» Data about app and page elements

|---|

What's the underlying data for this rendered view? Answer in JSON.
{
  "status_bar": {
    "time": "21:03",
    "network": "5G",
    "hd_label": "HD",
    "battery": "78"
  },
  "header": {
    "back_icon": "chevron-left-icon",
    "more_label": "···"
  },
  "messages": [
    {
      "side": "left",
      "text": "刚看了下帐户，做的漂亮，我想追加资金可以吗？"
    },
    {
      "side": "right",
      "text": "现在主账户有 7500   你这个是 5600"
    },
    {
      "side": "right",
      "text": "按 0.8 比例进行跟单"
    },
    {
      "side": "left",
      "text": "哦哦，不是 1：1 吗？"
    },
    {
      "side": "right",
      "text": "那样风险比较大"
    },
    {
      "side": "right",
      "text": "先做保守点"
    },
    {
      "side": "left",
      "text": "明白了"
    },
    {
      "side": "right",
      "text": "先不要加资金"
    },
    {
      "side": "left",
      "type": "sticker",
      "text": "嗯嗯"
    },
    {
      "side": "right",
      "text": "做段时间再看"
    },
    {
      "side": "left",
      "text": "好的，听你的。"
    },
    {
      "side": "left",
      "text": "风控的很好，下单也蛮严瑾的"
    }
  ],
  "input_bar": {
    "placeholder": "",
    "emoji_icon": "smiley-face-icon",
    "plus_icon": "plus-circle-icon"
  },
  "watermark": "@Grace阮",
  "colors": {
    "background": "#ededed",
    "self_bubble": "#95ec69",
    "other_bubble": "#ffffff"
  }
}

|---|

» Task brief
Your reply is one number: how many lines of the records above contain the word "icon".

» Written reply
3